● Data extracted from a collection
- Opening Delimiter -
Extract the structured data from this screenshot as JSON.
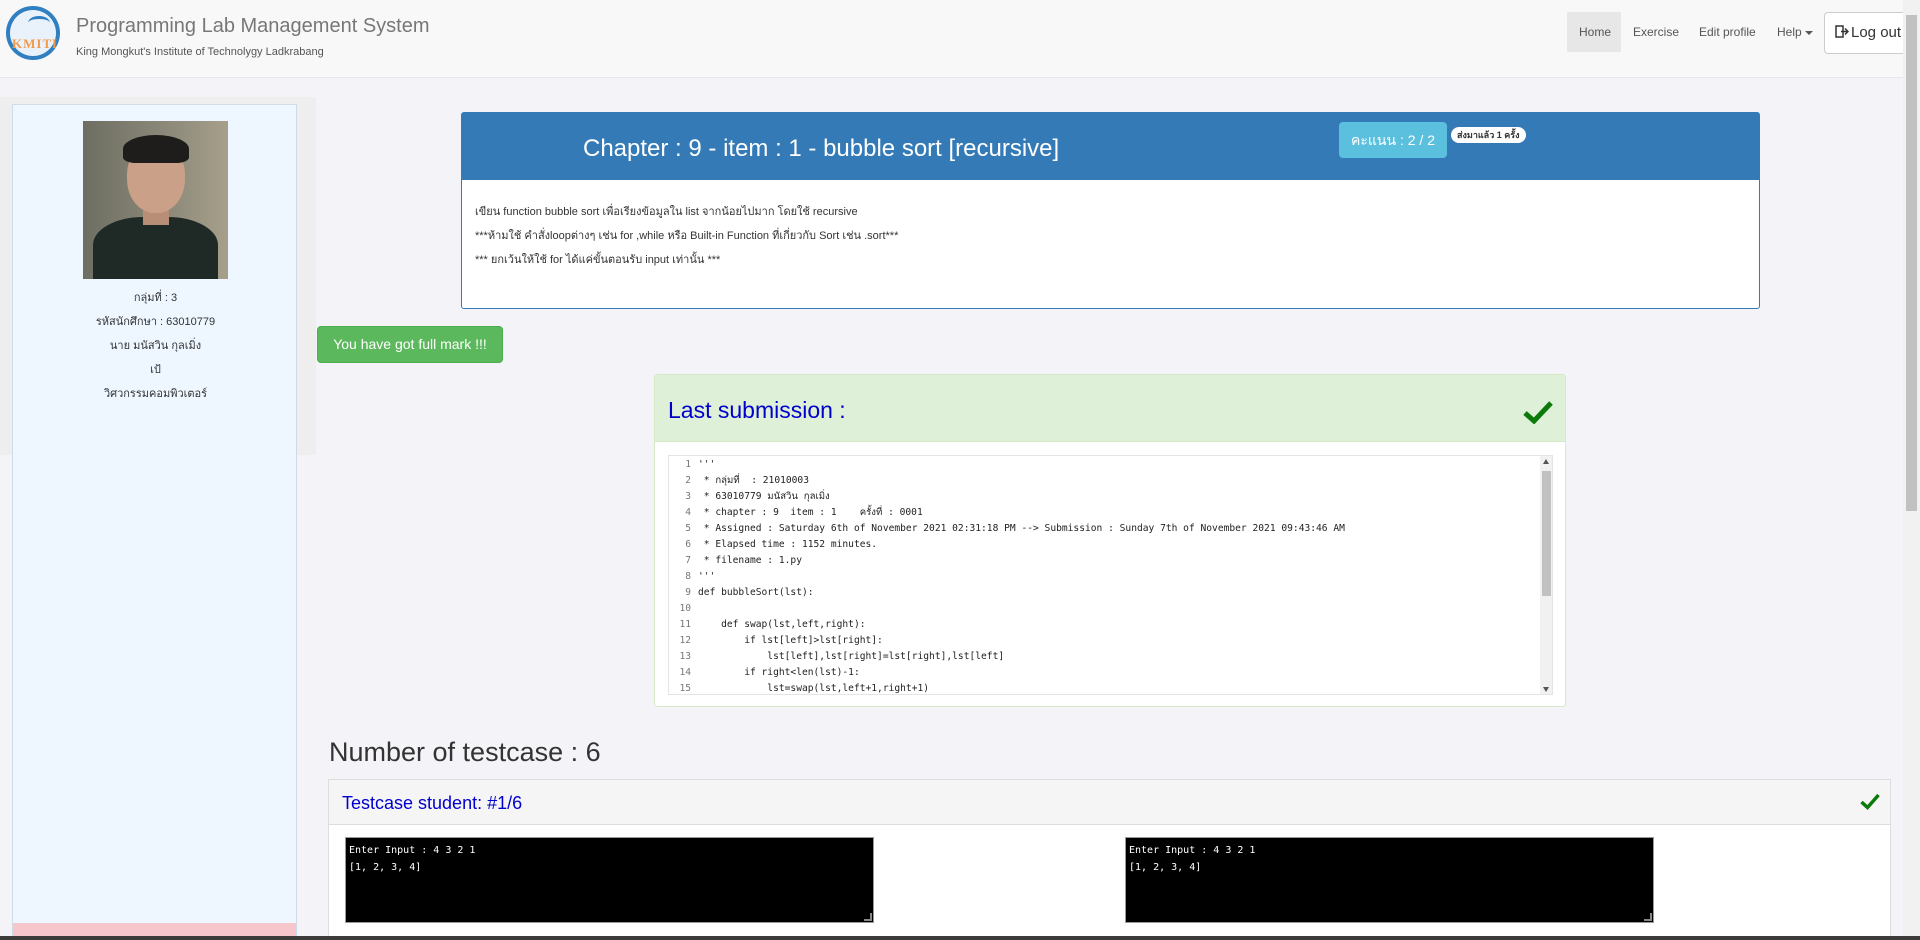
{
  "header": {
    "logo_text": "KMITL",
    "title": "Programming Lab Management System",
    "subtitle": "King Mongkut's Institute of Technolygy Ladkrabang",
    "nav": {
      "home": "Home",
      "exercise": "Exercise",
      "edit_profile": "Edit profile",
      "help": "Help",
      "logout": "Log out"
    }
  },
  "student": {
    "group": "กลุ่มที่ : 3",
    "student_id": "รหัสนักศึกษา : 63010779",
    "name": "นาย มนัสวิน กุลเมิ่ง",
    "nickname": "เป้",
    "department": "วิศวกรรมคอมพิวเตอร์"
  },
  "chapter": {
    "title": "Chapter : 9 - item : 1 - bubble sort [recursive]",
    "score": "คะแนน : 2 / 2",
    "sent_badge": "ส่งมาแล้ว 1 ครั้ง",
    "lines": [
      "เขียน function bubble sort เพื่อเรียงข้อมูลใน list จากน้อยไปมาก โดยใช้ recursive",
      "***ห้ามใช้ คำสั่งloopต่างๆ เช่น for ,while หรือ Built-in Function ที่เกี่ยวกับ Sort เช่น .sort***",
      "*** ยกเว้นให้ใช้  for ได้แค่ขั้นตอนรับ input เท่านั้น ***"
    ]
  },
  "full_mark_message": "You have got full mark !!!",
  "submission": {
    "title": "Last submission :",
    "code_lines": [
      {
        "n": "1",
        "text": "'''"
      },
      {
        "n": "2",
        "text": " * กลุ่มที่  : 21010003"
      },
      {
        "n": "3",
        "text": " * 63010779 มนัสวิน กุลเมิ่ง"
      },
      {
        "n": "4",
        "text": " * chapter : 9  item : 1    ครั้งที่ : 0001"
      },
      {
        "n": "5",
        "text": " * Assigned : Saturday 6th of November 2021 02:31:18 PM --> Submission : Sunday 7th of November 2021 09:43:46 AM"
      },
      {
        "n": "6",
        "text": " * Elapsed time : 1152 minutes."
      },
      {
        "n": "7",
        "text": " * filename : 1.py"
      },
      {
        "n": "8",
        "text": "'''"
      },
      {
        "n": "9",
        "text": "def bubbleSort(lst):"
      },
      {
        "n": "10",
        "text": ""
      },
      {
        "n": "11",
        "text": "    def swap(lst,left,right):"
      },
      {
        "n": "12",
        "text": "        if lst[left]>lst[right]:"
      },
      {
        "n": "13",
        "text": "            lst[left],lst[right]=lst[right],lst[left]"
      },
      {
        "n": "14",
        "text": "        if right<len(lst)-1:"
      },
      {
        "n": "15",
        "text": "            lst=swap(lst,left+1,right+1)"
      }
    ]
  },
  "testcases": {
    "count_label": "Number of testcase : 6",
    "first": {
      "title": "Testcase student: #1/6",
      "expected_output": "Enter Input : 4 3 2 1\n[1, 2, 3, 4]",
      "student_output": "Enter Input : 4 3 2 1\n[1, 2, 3, 4]"
    }
  },
  "colors": {
    "primary": "#337ab7",
    "success": "#5cb85c",
    "info": "#5bc0de",
    "link_blue": "#0000cc"
  }
}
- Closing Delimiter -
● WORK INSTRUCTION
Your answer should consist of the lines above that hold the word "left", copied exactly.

● TASK SOLUTION
        "text": "    def swap(lst,left,right):"
        "text": "        if lst[left]>lst[right]:"
        "text": "            lst[left],lst[right]=lst[right],lst[left]"
        "text": "            lst=swap(lst,left+1,right+1)"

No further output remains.